“Wikipedia can be a fighty place, no doubt. To stick around there can require you to be
willing to do the virtual equivalent of stomping on someone’s foot when they get in your
face, which a lot of women, myself included, find difficult.” 
From a commenter on Feministing: “I agree that Wikipedia can seem hostile and cliquish.
Quite simply, I am sensitive and the internet is not generally kind to sensitive people. I
am not thick-skinned enough for Wikipedia.” 
“From the inside,” writes Justine Cassell, professor and director of the Human-Computer
Interaction Institute at Carnegie Mellon University, “Wikipedia may feel like a fight to
get one’s voice heard. One gets a sense of this insider view from looking at the “talk
page” of many articles, which rather than seeming like collaborations around the
construction of knowledge, are full of descriptions of “edit-warring” — where successive
editors try to cancel each others’ contributions out — and bitter, contentious arguments
about the accuracy of conflicting points of view. Flickr users don’t remove each others’
photos. Youtube videos inspire passionate debate, but one’s contributions are not erased.
Despite Wikipedia’s stated principle of the need to maintain a neutral point of view, the
reality is that it is not enough to “know something” about friendship bracelets or “Sex

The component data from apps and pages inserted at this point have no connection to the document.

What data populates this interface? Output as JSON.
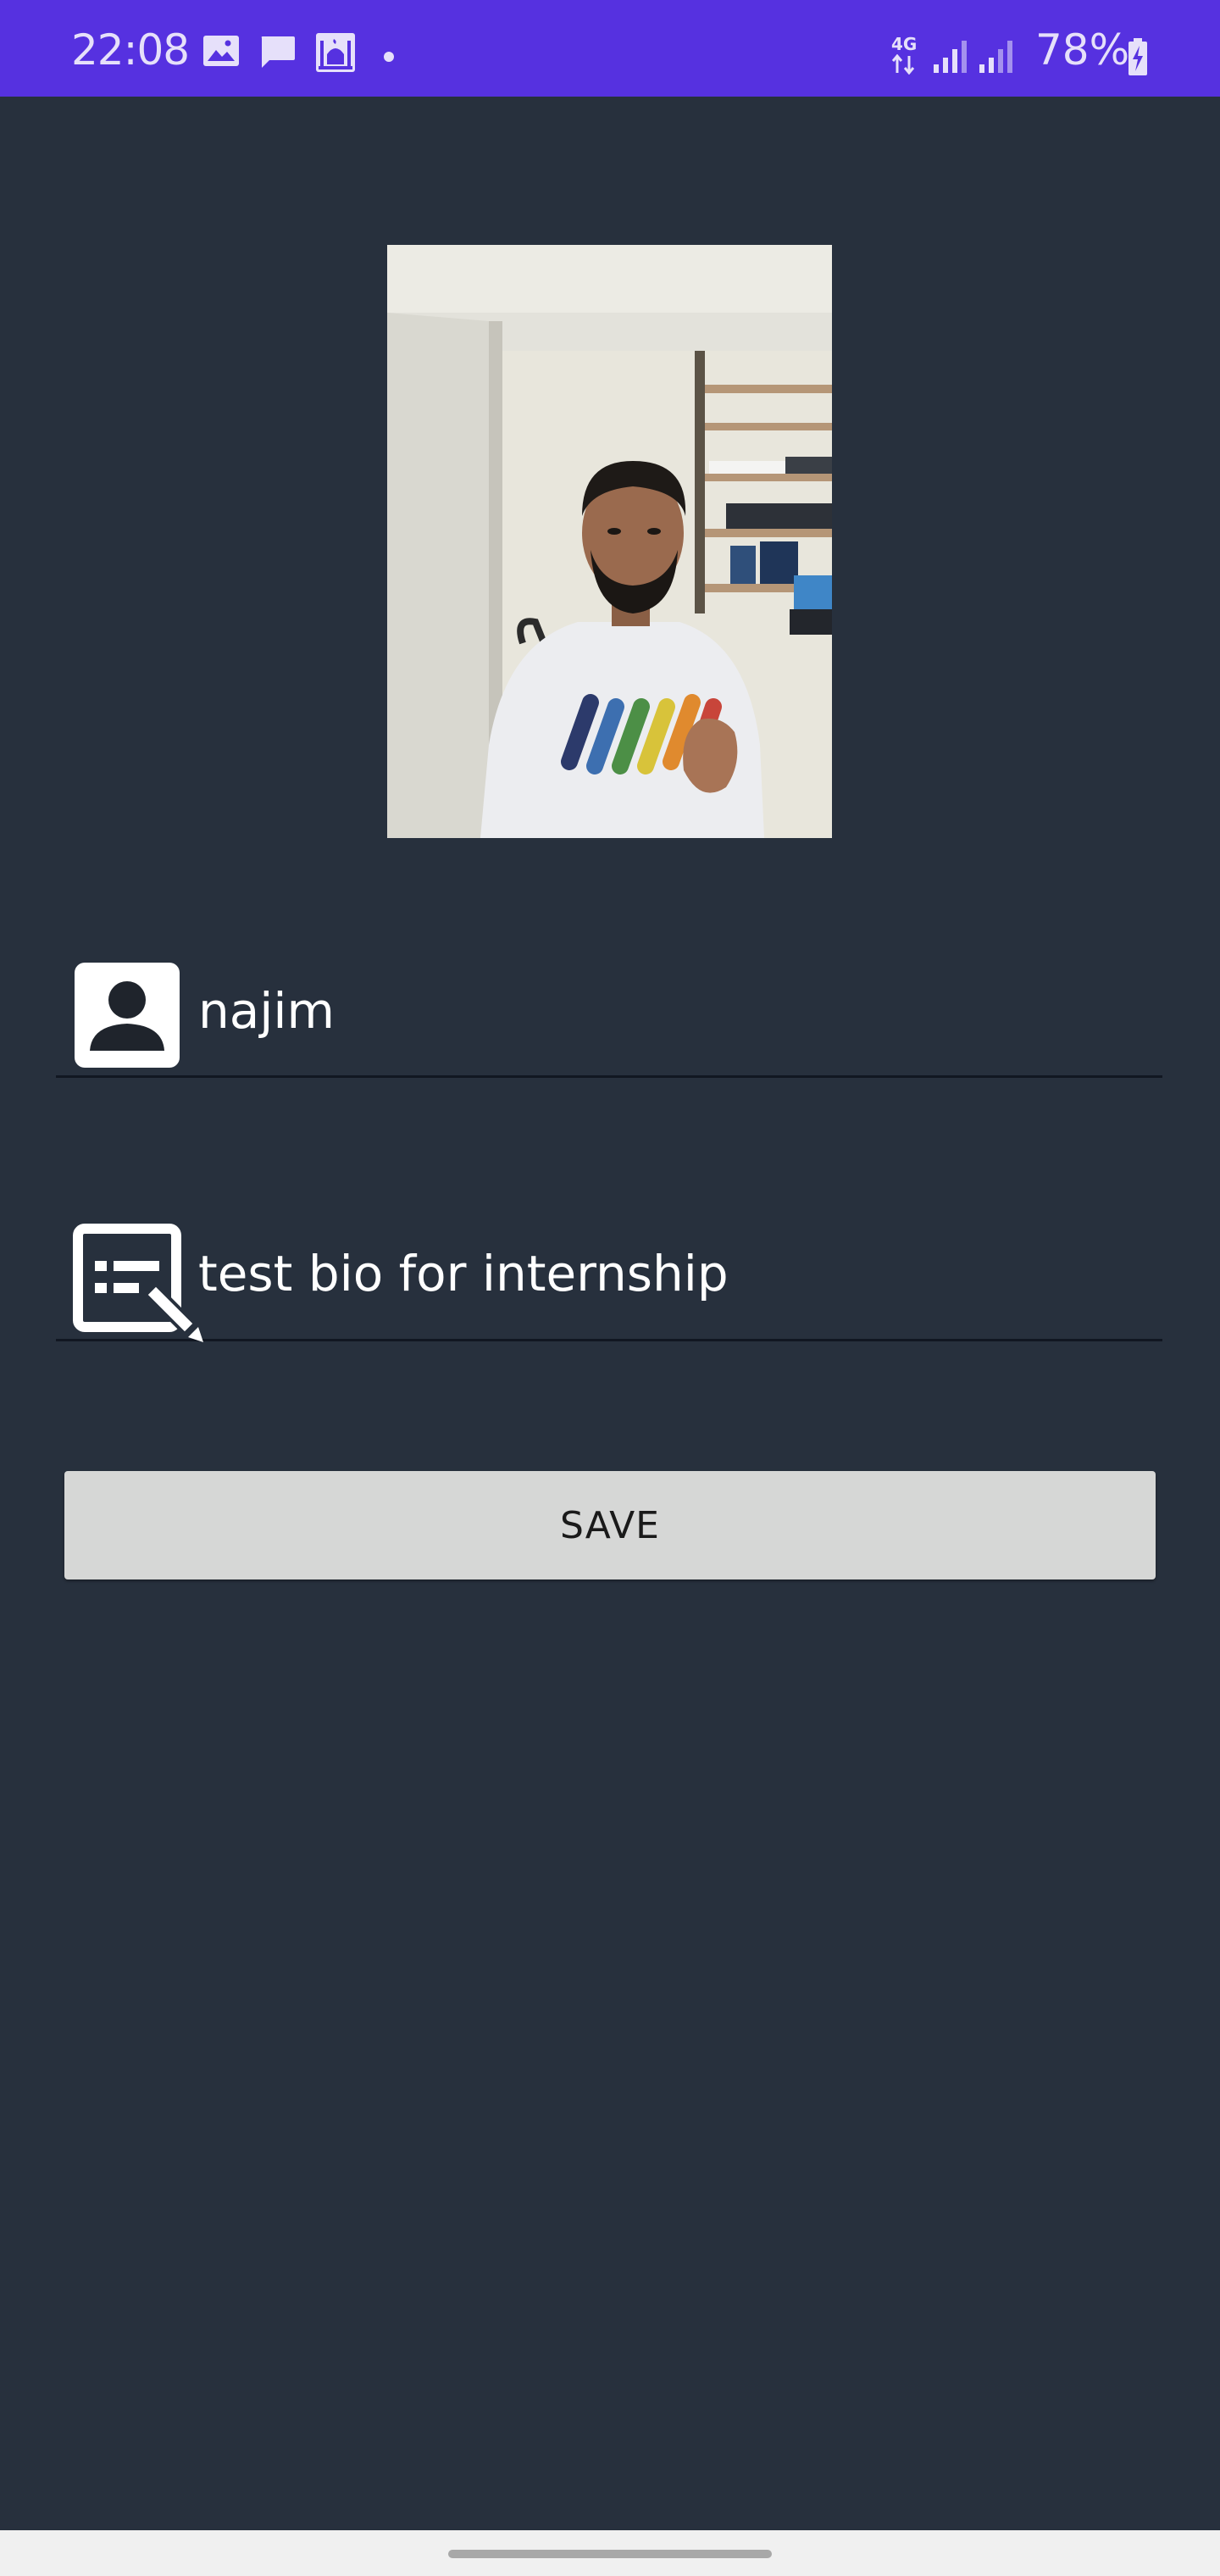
{
  "status_bar": {
    "time": "22:08",
    "network": "4G",
    "battery": "78%",
    "background_color": "#5631e0",
    "icons": [
      "image-icon",
      "message-icon",
      "mosque-icon",
      "dot-icon",
      "network-4g-icon",
      "signal-icon",
      "signal-icon",
      "battery-charging-icon"
    ]
  },
  "profile": {
    "name": "najim",
    "bio": "test bio for internship",
    "name_icon": "person-icon",
    "bio_icon": "edit-note-icon"
  },
  "actions": {
    "save_label": "SAVE"
  },
  "colors": {
    "background": "#27303d",
    "button": "#d6d7d6",
    "text": "#ffffff"
  }
}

and the City.” To have one’s words listened to on Wikipedia, often one must h
debate, defend, and insist that one’s point of view is the only valid one.” 
“I think [the gender gap] has to do with many Wikipedia editors being bullies. Women tend
to take their marbles and go home instead of putting a lot of effort into something where
they get slapped around. I work on biographies of obscure women writers, rather under the
radar stuff… contribute to more prominent articles makes one paranoid, anyone can come
along and undo your work and leave nasty messages and you get very little oversight.”
“I used to contribute to Wikipedia, but finally quit because I grew tired of the “king of
the mountain” attitude they have. You work your tail off on an entry for several YEARS
only to have some pimply faced college kid knock it off by putting all manner of crazy
stuff on there such as need for “reliable” sources when if they’d taken a moment to
actually look at the reference they’d see they were perfectly reliable! I’m done with
Wikipedia. It’s not only sexist but agist as well.” 
 Source: Cristen Conger, Discovery News, Is There a Gender Gap Online
 Source: From a discussion at Pandagon titled Chronicling the Abuses
 Source: From a discussion at Metafilter titled Wikipedia, Snips &
Snails, Sugar & Spice?
 Source: Commenter, Feministing, Quick Hit: Only 13% of Wikipedia
Contributors Are Women
 Source: Justine Cassell, New York Times, Editing Wars Behind the Scenes
 Source: A commenter named Joyce at the NPR blog, commenting on the
Eyder Peralta post Facing Serious Gender Gap, Wikipedia Vows To Add More
 Source: A commenter named Sabrina at the NPR blog, commenting on
the Eyder Peralta post Facing Serious Gender Gap, Wikipedia Vows To Add
More Women Contributors
Research presented in Wikimania 2013 by Netha Hussain, Jadine Lannon,
and others on the gender gap in the Indian Wikipedia provides further
evidence in this regard.
So let us focus on the real issues instead of viewing
the community with
the following attitude.
One person maketh not the community and the community cannot be reduced
to one person. Please do not expand the objections I took to one
instance of one person's engagement as applying to the whole community.
I do also believe that one should not feed the trolls nor engage with
trollish behaviour (the latter can be exhibited even by people who
aren't trolls per se).
I agree with you: let us focus on the real issues.
Access to Knowledge Fellow, Information Society Project, Yale Law School
M: +1 520 314 7147 | W: http://yaleisp.org
Policy Director, Centre for Internet and Society
T: +91 80 40926283 | W: http://cis-india.org
PGP ID: 0x1D5C5F07 | Twitter: https://twitter.com/pranesh_prakash